Among the lines below, list those containing the string "your".

★ ★ ★ ★

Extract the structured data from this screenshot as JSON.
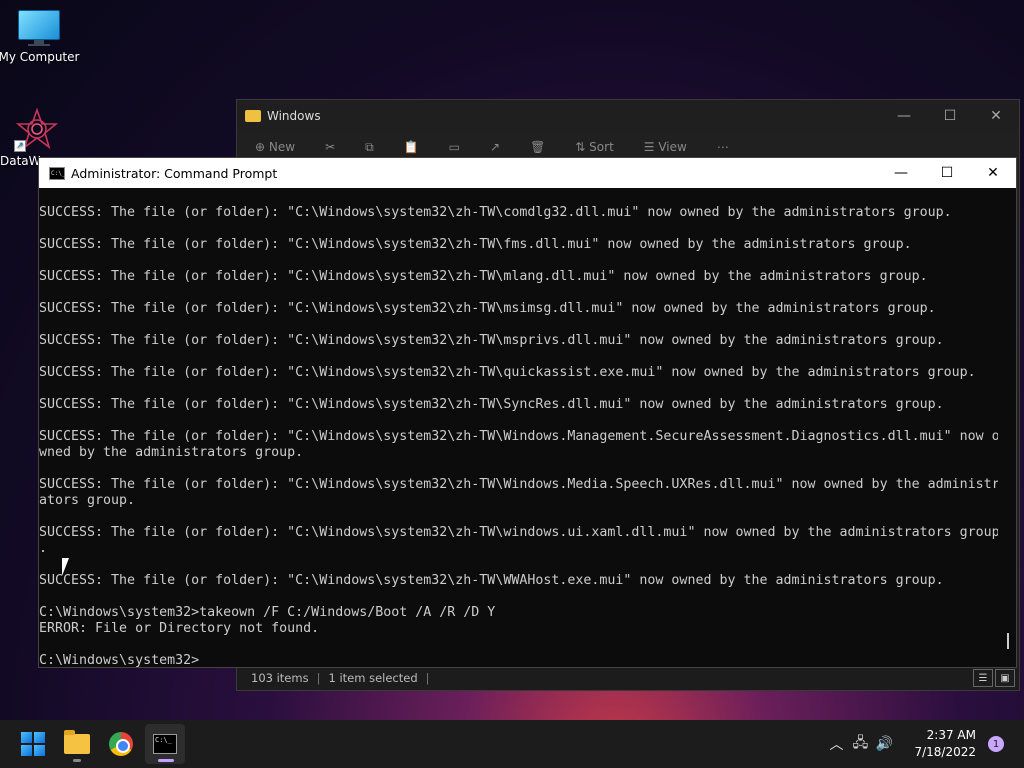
{
  "desktop": {
    "icons": [
      {
        "label": "My Computer"
      },
      {
        "label": "DataW"
      }
    ]
  },
  "explorer": {
    "title": "Windows",
    "toolbar": {
      "new_label": "New",
      "sort_label": "Sort",
      "view_label": "View"
    },
    "status": {
      "items_count": "103 items",
      "selected": "1 item selected"
    }
  },
  "cmd": {
    "title": "Administrator: Command Prompt",
    "lines": [
      "SUCCESS: The file (or folder): \"C:\\Windows\\system32\\zh-TW\\comdlg32.dll.mui\" now owned by the administrators group.",
      "",
      "SUCCESS: The file (or folder): \"C:\\Windows\\system32\\zh-TW\\fms.dll.mui\" now owned by the administrators group.",
      "",
      "SUCCESS: The file (or folder): \"C:\\Windows\\system32\\zh-TW\\mlang.dll.mui\" now owned by the administrators group.",
      "",
      "SUCCESS: The file (or folder): \"C:\\Windows\\system32\\zh-TW\\msimsg.dll.mui\" now owned by the administrators group.",
      "",
      "SUCCESS: The file (or folder): \"C:\\Windows\\system32\\zh-TW\\msprivs.dll.mui\" now owned by the administrators group.",
      "",
      "SUCCESS: The file (or folder): \"C:\\Windows\\system32\\zh-TW\\quickassist.exe.mui\" now owned by the administrators group.",
      "",
      "SUCCESS: The file (or folder): \"C:\\Windows\\system32\\zh-TW\\SyncRes.dll.mui\" now owned by the administrators group.",
      "",
      "SUCCESS: The file (or folder): \"C:\\Windows\\system32\\zh-TW\\Windows.Management.SecureAssessment.Diagnostics.dll.mui\" now o",
      "wned by the administrators group.",
      "",
      "SUCCESS: The file (or folder): \"C:\\Windows\\system32\\zh-TW\\Windows.Media.Speech.UXRes.dll.mui\" now owned by the administr",
      "ators group.",
      "",
      "SUCCESS: The file (or folder): \"C:\\Windows\\system32\\zh-TW\\windows.ui.xaml.dll.mui\" now owned by the administrators group",
      ".",
      "",
      "SUCCESS: The file (or folder): \"C:\\Windows\\system32\\zh-TW\\WWAHost.exe.mui\" now owned by the administrators group.",
      "",
      "C:\\Windows\\system32>takeown /F C:/Windows/Boot /A /R /D Y",
      "ERROR: File or Directory not found.",
      "",
      "C:\\Windows\\system32>"
    ]
  },
  "taskbar": {
    "apps": [
      "start-icon",
      "file-explorer-icon",
      "chrome-icon",
      "terminal-icon"
    ],
    "clock": {
      "time": "2:37 AM",
      "date": "7/18/2022"
    },
    "notification_count": "1"
  }
}
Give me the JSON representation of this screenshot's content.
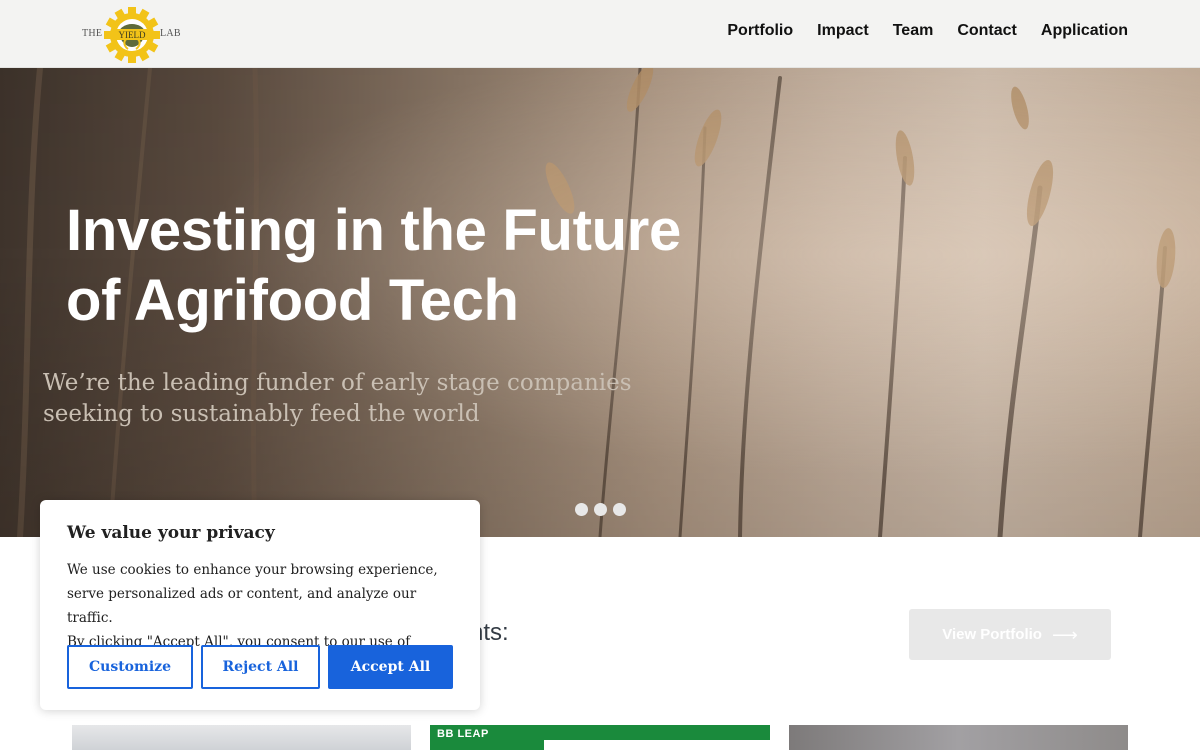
{
  "brand": {
    "logo_left_word": "THE",
    "logo_center_word": "YIELD",
    "logo_right_word": "LAB",
    "gear_color": "#f2c318",
    "badge_color": "#5f6b3a"
  },
  "nav": {
    "items": [
      {
        "label": "Portfolio"
      },
      {
        "label": "Impact"
      },
      {
        "label": "Team"
      },
      {
        "label": "Contact"
      },
      {
        "label": "Application"
      }
    ]
  },
  "hero": {
    "title_line1": "Investing in the Future",
    "title_line2": "of Agrifood Tech",
    "subtitle_line1": "We’re the leading funder of early stage companies",
    "subtitle_line2": "seeking to sustainably feed the world",
    "slider_dot_count": 3
  },
  "portfolio_section": {
    "heading_visible_fragment": "nts:",
    "view_button_label": "View Portfolio",
    "view_button_icon": "arrow-right-icon"
  },
  "cards": [
    {
      "kind": "photo"
    },
    {
      "kind": "logo",
      "brand_text": "BB LEAP"
    },
    {
      "kind": "photo"
    }
  ],
  "cookie_banner": {
    "title": "We value your privacy",
    "body_line1": "We use cookies to enhance your browsing experience,",
    "body_line2": "serve personalized ads or content, and analyze our traffic.",
    "body_line3": "By clicking \"Accept All\", you consent to our use of cookies.",
    "customize_label": "Customize",
    "reject_label": "Reject All",
    "accept_label": "Accept All",
    "accent_color": "#1863dc"
  }
}
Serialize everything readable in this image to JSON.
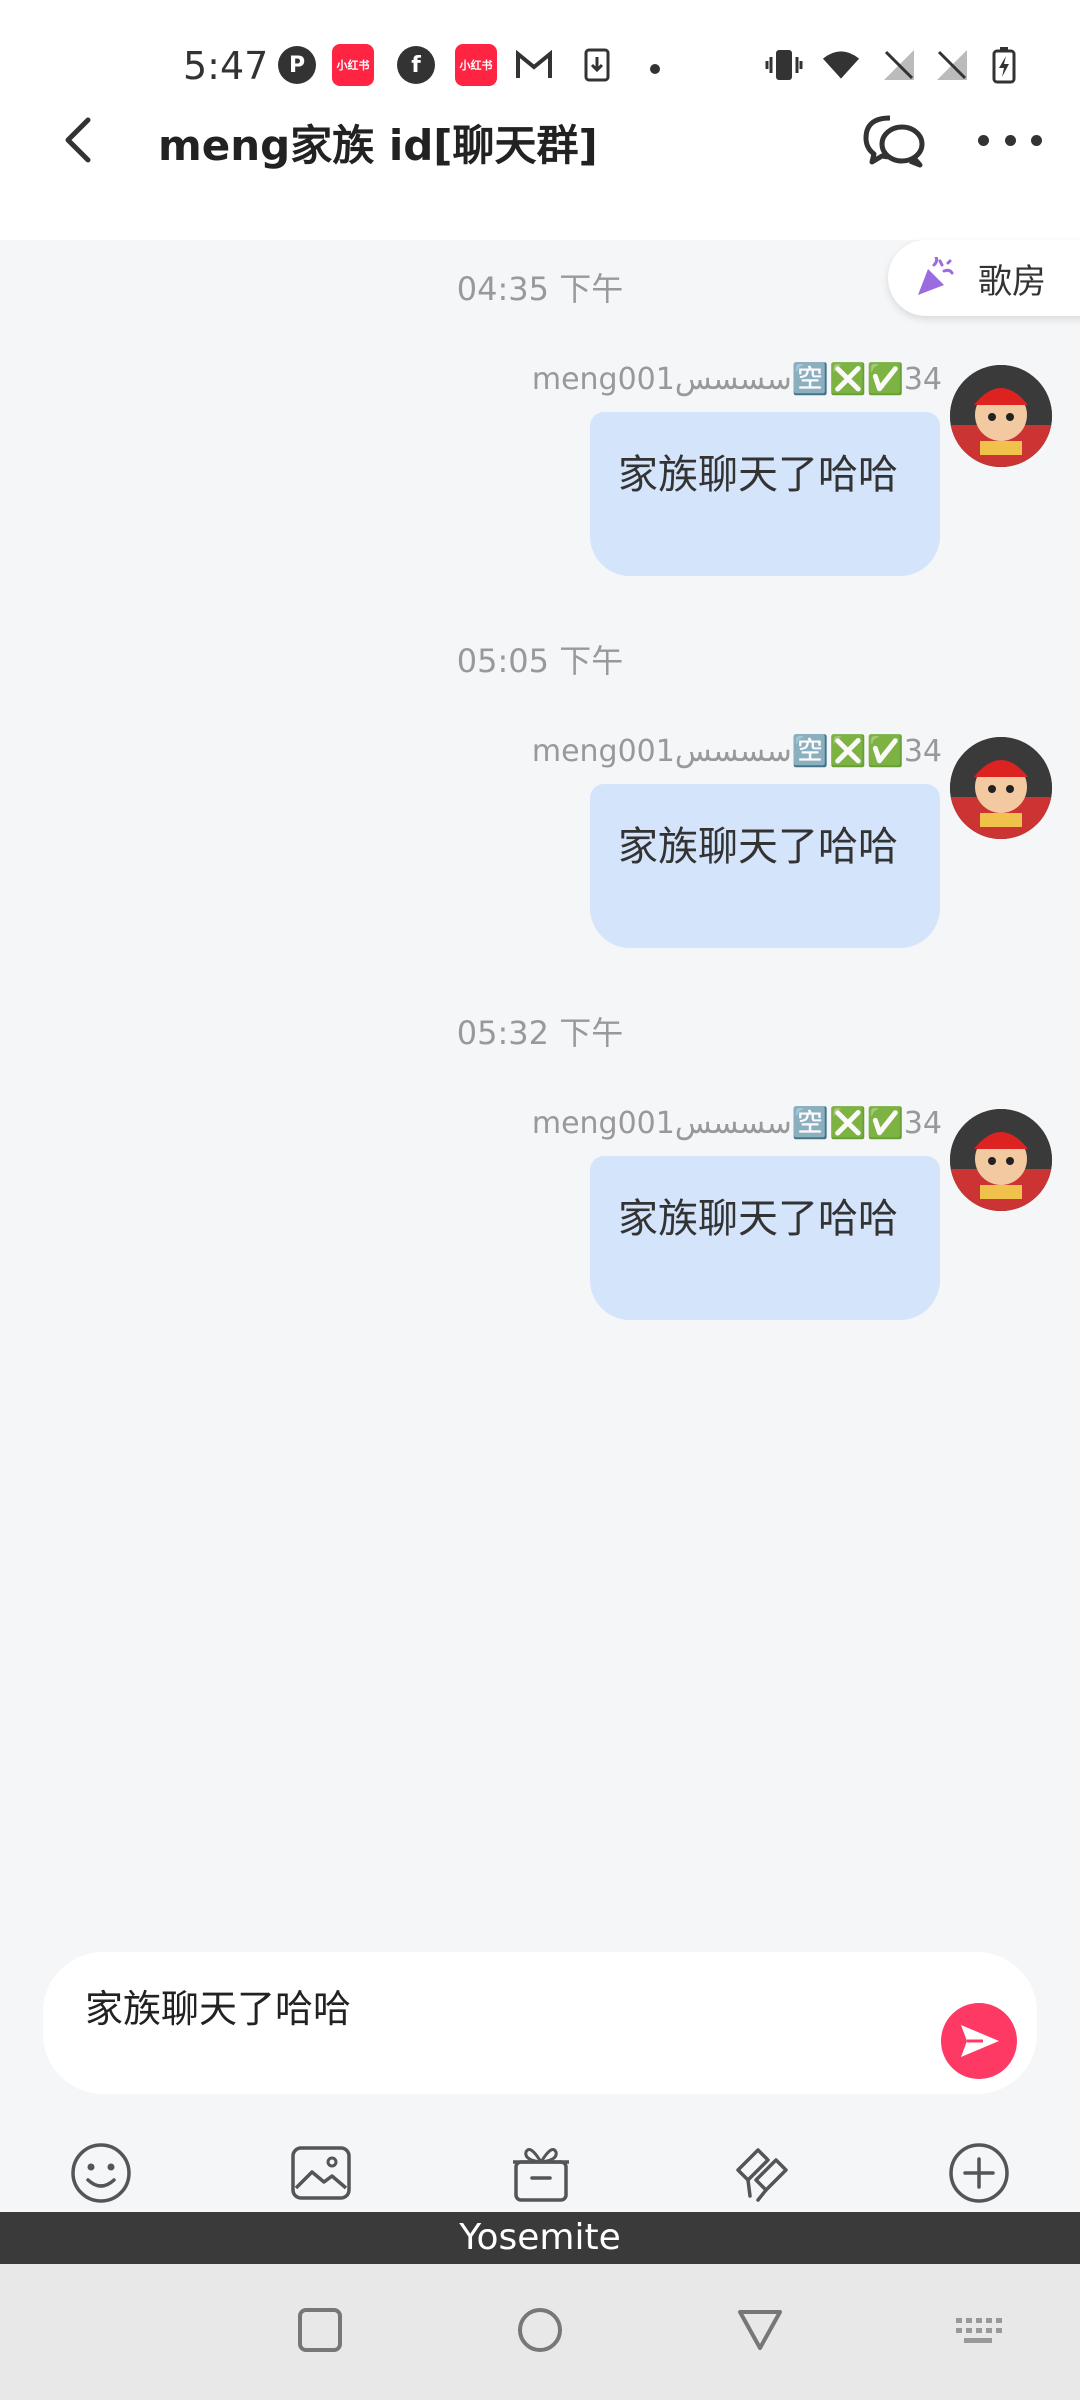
{
  "status_bar": {
    "time": "5:47",
    "icons": [
      "p-app-icon",
      "xiaohongshu-icon",
      "facebook-icon",
      "xiaohongshu-icon",
      "gmail-icon",
      "download-icon",
      "dot",
      "vibrate-icon",
      "wifi-icon",
      "no-sim-icon",
      "no-sim-icon",
      "battery-charging-icon"
    ],
    "xhs_label": "小红书",
    "facebook_glyph": "f"
  },
  "header": {
    "title": "meng家族 id[聊天群]"
  },
  "song_room": {
    "label": "歌房"
  },
  "messages": [
    {
      "timestamp": "04:35 下午",
      "sender": "meng001سسسس🈳❎✅34",
      "text": "家族聊天了哈哈"
    },
    {
      "timestamp": "05:05 下午",
      "sender": "meng001سسسس🈳❎✅34",
      "text": "家族聊天了哈哈"
    },
    {
      "timestamp": "05:32 下午",
      "sender": "meng001سسسس🈳❎✅34",
      "text": "家族聊天了哈哈"
    }
  ],
  "input": {
    "value": "家族聊天了哈哈"
  },
  "toolbar": {
    "icons": [
      "emoji-icon",
      "image-icon",
      "gift-icon",
      "dice-icon",
      "plus-icon"
    ]
  },
  "keyboard": {
    "label": "Yosemite"
  },
  "colors": {
    "accent": "#fe3a64",
    "bubble": "#d4e4fb",
    "background": "#f5f6f8"
  }
}
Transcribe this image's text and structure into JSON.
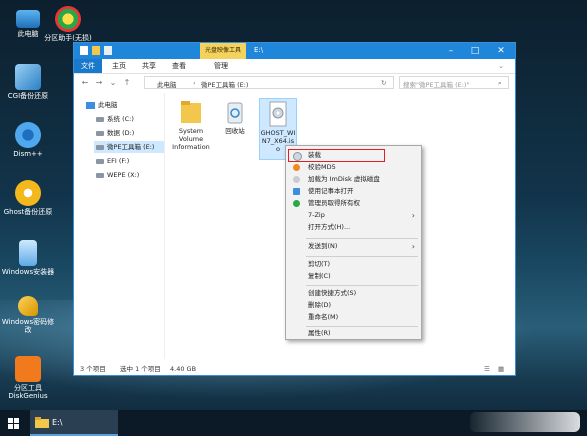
{
  "desktop": {
    "icons": [
      {
        "label": "此电脑",
        "icon": "computer-icon"
      },
      {
        "label": "分区助手(无损)",
        "icon": "partition-assistant-icon"
      },
      {
        "label": "CGI备份还原",
        "icon": "cgi-backup-icon"
      },
      {
        "label": "Dism++",
        "icon": "dism-gear-icon"
      },
      {
        "label": "Ghost备份还原",
        "icon": "ghost-icon"
      },
      {
        "label": "Windows安装器",
        "icon": "windows-installer-icon"
      },
      {
        "label": "Windows密码修改",
        "icon": "key-icon"
      },
      {
        "label": "分区工具DiskGenius",
        "icon": "diskgenius-icon"
      }
    ]
  },
  "taskbar": {
    "explorer_label": "E:\\"
  },
  "window": {
    "title": "E:\\",
    "context_tab": "光盘映像工具",
    "ribbon_tabs": [
      "文件",
      "主页",
      "共享",
      "查看",
      "管理"
    ],
    "address": {
      "root": "此电脑",
      "current": "微PE工具箱 (E:)"
    },
    "search_placeholder": "搜索\"微PE工具箱 (E:)\"",
    "nav": [
      {
        "label": "此电脑",
        "icon": "computer-icon"
      },
      {
        "label": "系统 (C:)",
        "icon": "drive-icon"
      },
      {
        "label": "数据 (D:)",
        "icon": "drive-icon"
      },
      {
        "label": "微PE工具箱 (E:)",
        "icon": "drive-icon"
      },
      {
        "label": "EFI (F:)",
        "icon": "drive-icon"
      },
      {
        "label": "WEPE (X:)",
        "icon": "drive-icon"
      }
    ],
    "files": [
      {
        "name": "System Volume Information",
        "icon": "folder-icon"
      },
      {
        "name": "回收站",
        "icon": "recycle-bin-icon"
      },
      {
        "name": "GHOST_WIN7_X64.iso",
        "icon": "disc-image-icon"
      }
    ],
    "status": {
      "count": "3 个项目",
      "selected": "选中 1 个项目",
      "size": "4.40 GB"
    }
  },
  "context_menu": {
    "items": [
      {
        "label": "装载",
        "icon": "disc-icon"
      },
      {
        "label": "校验MD5",
        "icon": "md5-icon"
      },
      {
        "label": "加载为 ImDisk 虚拟磁盘",
        "icon": "imdisk-icon"
      },
      {
        "label": "使用记事本打开",
        "icon": "notepad-icon"
      },
      {
        "label": "管理员取得所有权",
        "icon": "shield-icon"
      },
      {
        "label": "7-Zip",
        "icon": ""
      },
      {
        "label": "打开方式(H)...",
        "icon": ""
      },
      {
        "label": "发送到(N)",
        "icon": ""
      },
      {
        "label": "剪切(T)",
        "icon": ""
      },
      {
        "label": "复制(C)",
        "icon": ""
      },
      {
        "label": "创建快捷方式(S)",
        "icon": ""
      },
      {
        "label": "删除(D)",
        "icon": ""
      },
      {
        "label": "重命名(M)",
        "icon": ""
      },
      {
        "label": "属性(R)",
        "icon": ""
      }
    ]
  },
  "colors": {
    "accent": "#1f86da",
    "highlight_border": "#e02020",
    "context_tab": "#f4d25e"
  }
}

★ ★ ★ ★

**Written answer:**
    "title": "We value your privacy",
    "body_line1": "We use cookies to enhance your browsing experience,",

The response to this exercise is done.